Older definitions exist, of course. Legendary management guru, Peter Drucker said: An entrepreneur searches for change, responds to it and exploits opportunities.

Those definitions are all far removed from popular conceptions of entrepreneurs who have that eureka moment before selling widgets like hot cakes.

Instead, the definitions deal with uncertainty and searching. This is where the famed nimbleness of the small organization comes in to play. But the entrepreneur has to be nimble of mind, too. They have to be willing to ditch ideas that they see fail and they have to constantly examine their ideas’ effectiveness.

Ries recommends holding regular pivot meetings to avoid surprises and to avoid being forced in to last-minute changes before resources run out.

But Daniel cautioned against pivoting too soon because that, too, is a drain on resources. “Don’t be shy to feel the pain, too,” he said."

John P. Muldoon is co-director of the Dublin Founder Institute, which is currently testing demand to launch this Autumn. If you'd like to help bring this great program to Dublin, then fill out an Interest Form today. If enough people fill out this form and express interest by September 22, then the Founder Institute will formally launch a Dublin Chapter.

Like this article?

Subscribe to our NewsletterAttend a Free Event

* indicates required

Feedback Form

We welcome your feedback to improve the Institute.

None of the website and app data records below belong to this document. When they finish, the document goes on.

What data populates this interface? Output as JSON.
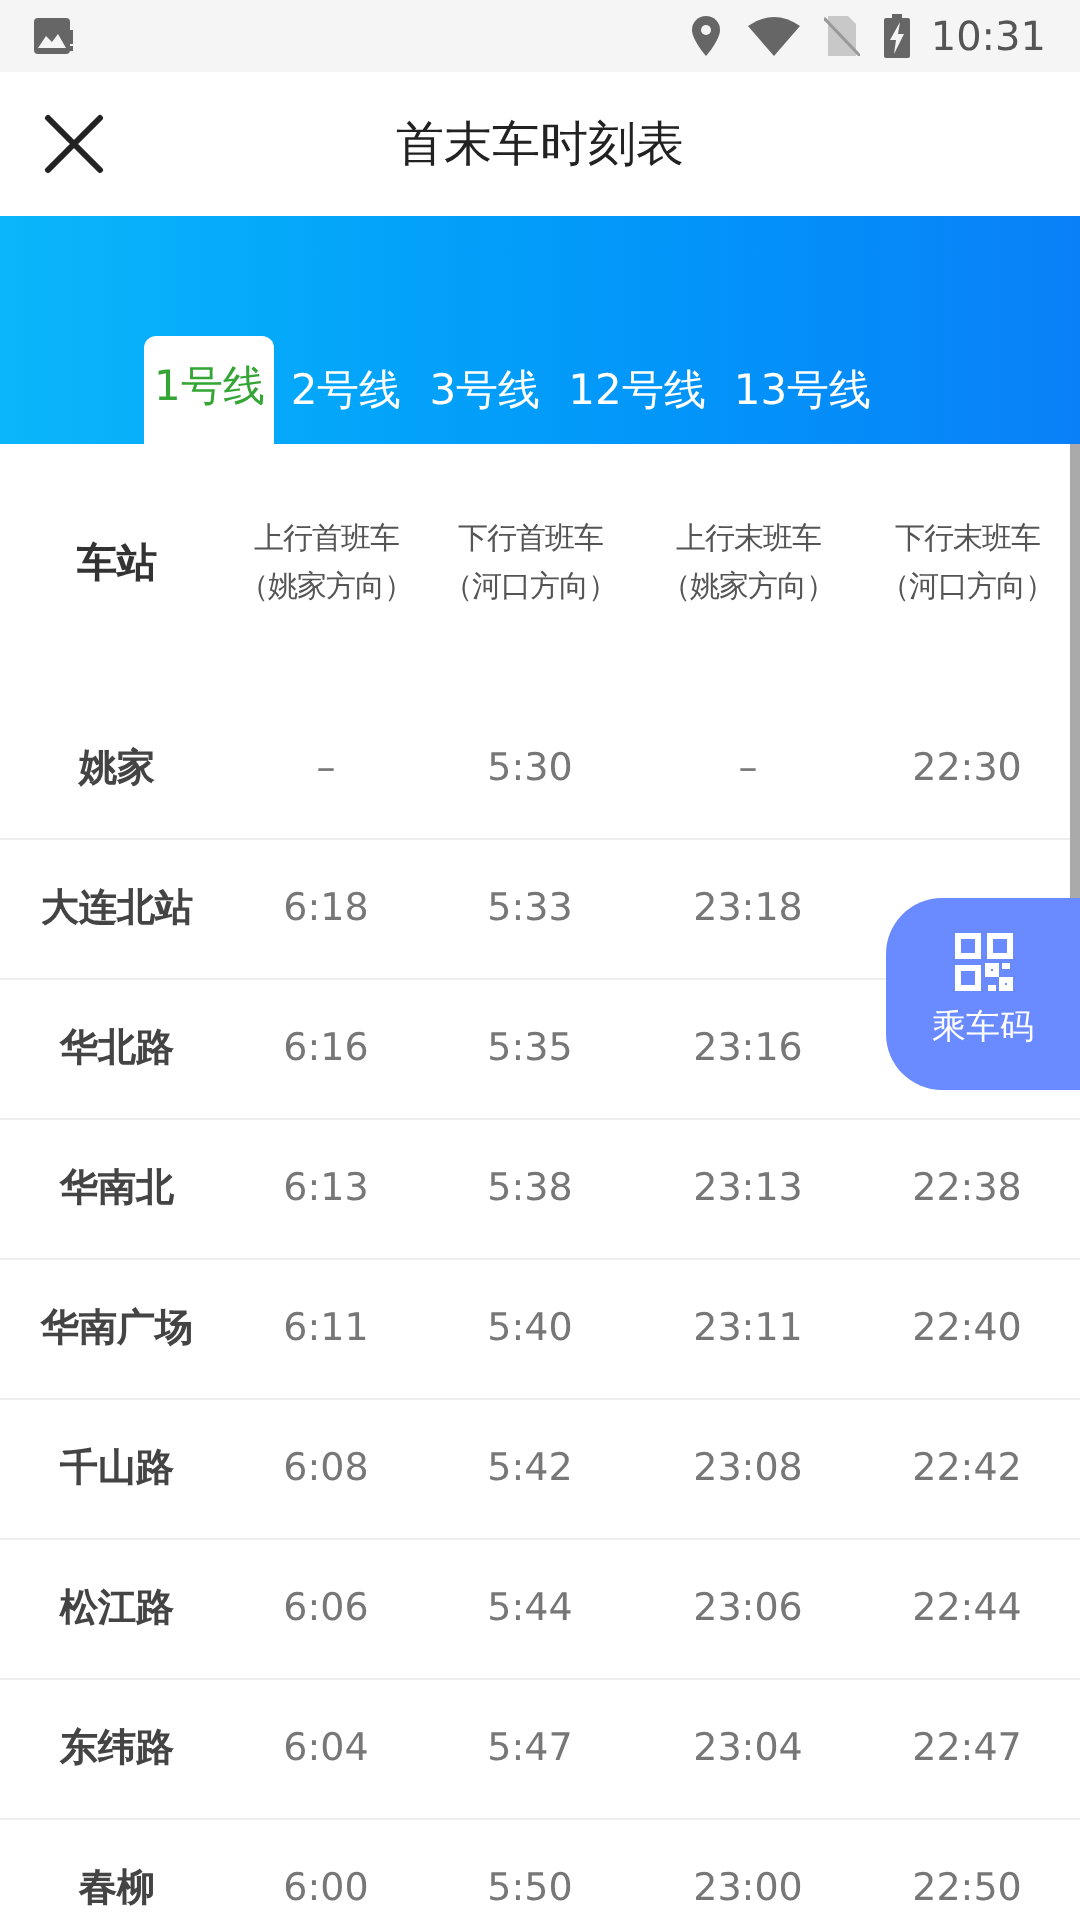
{
  "status_bar": {
    "time": "10:31"
  },
  "header": {
    "title": "首末车时刻表"
  },
  "tabs": [
    {
      "label": "1号线",
      "selected": true
    },
    {
      "label": "2号线",
      "selected": false
    },
    {
      "label": "3号线",
      "selected": false
    },
    {
      "label": "12号线",
      "selected": false
    },
    {
      "label": "13号线",
      "selected": false
    }
  ],
  "table": {
    "columns": [
      {
        "title": "车站"
      },
      {
        "title": "上行首班车",
        "subtitle": "（姚家方向）"
      },
      {
        "title": "下行首班车",
        "subtitle": "（河口方向）"
      },
      {
        "title": "上行末班车",
        "subtitle": "（姚家方向）"
      },
      {
        "title": "下行末班车",
        "subtitle": "（河口方向）"
      }
    ],
    "rows": [
      {
        "station": "姚家",
        "times": [
          "–",
          "5:30",
          "–",
          "22:30"
        ]
      },
      {
        "station": "大连北站",
        "times": [
          "6:18",
          "5:33",
          "23:18"
        ]
      },
      {
        "station": "华北路",
        "times": [
          "6:16",
          "5:35",
          "23:16"
        ]
      },
      {
        "station": "华南北",
        "times": [
          "6:13",
          "5:38",
          "23:13",
          "22:38"
        ]
      },
      {
        "station": "华南广场",
        "times": [
          "6:11",
          "5:40",
          "23:11",
          "22:40"
        ]
      },
      {
        "station": "千山路",
        "times": [
          "6:08",
          "5:42",
          "23:08",
          "22:42"
        ]
      },
      {
        "station": "松江路",
        "times": [
          "6:06",
          "5:44",
          "23:06",
          "22:44"
        ]
      },
      {
        "station": "东纬路",
        "times": [
          "6:04",
          "5:47",
          "23:04",
          "22:47"
        ]
      },
      {
        "station": "春柳",
        "times": [
          "6:00",
          "5:50",
          "23:00",
          "22:50"
        ]
      }
    ]
  },
  "fab": {
    "label": "乘车码"
  }
}
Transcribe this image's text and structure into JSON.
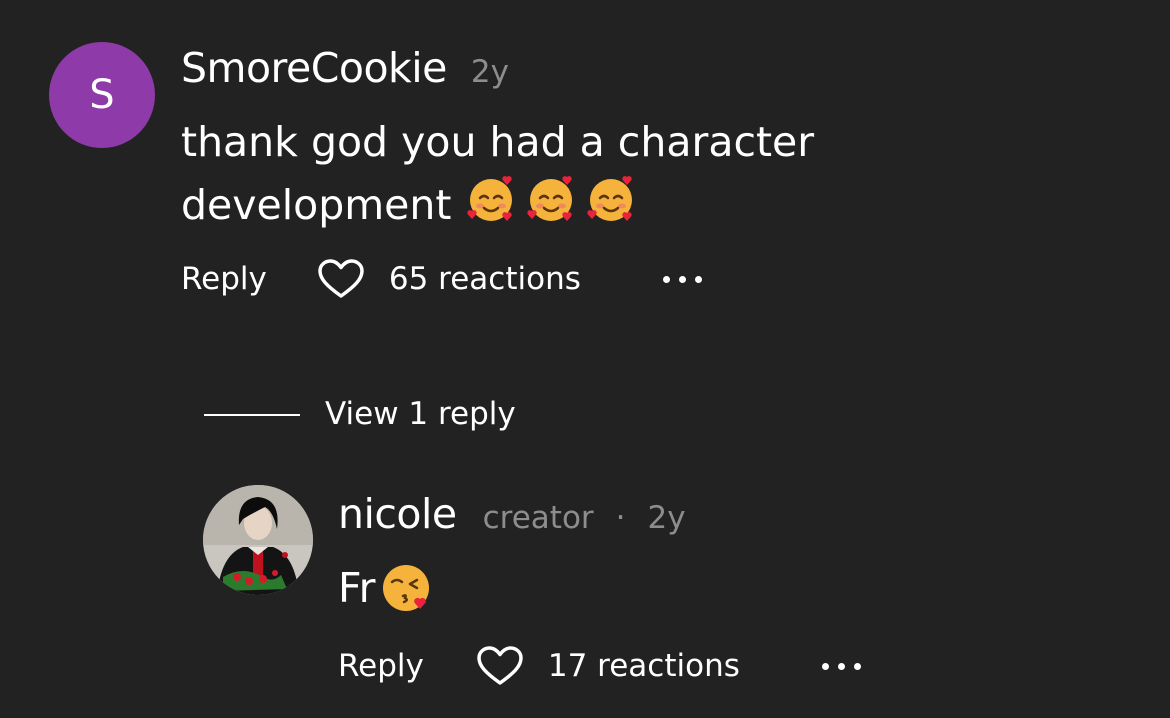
{
  "comment": {
    "avatar_letter": "S",
    "avatar_color": "#8e3aa8",
    "username": "SmoreCookie",
    "age": "2y",
    "text": "thank god you had a character development",
    "emoji": [
      "smiling-face-with-hearts",
      "smiling-face-with-hearts",
      "smiling-face-with-hearts"
    ],
    "reply_label": "Reply",
    "reactions_label": "65 reactions"
  },
  "thread": {
    "view_replies_label": "View 1 reply"
  },
  "reply": {
    "username": "nicole",
    "badge": "creator",
    "separator": "·",
    "age": "2y",
    "text": "Fr",
    "emoji": "face-blowing-a-kiss",
    "reply_label": "Reply",
    "reactions_label": "17 reactions"
  },
  "colors": {
    "background": "#222222",
    "text": "#ffffff",
    "muted": "#8d8d8d"
  }
}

Please contact us using the form below, and we will get back to you promptly.
Your Email Address:
Message to the Institute:
What is ? (enter the answer below):
Close Window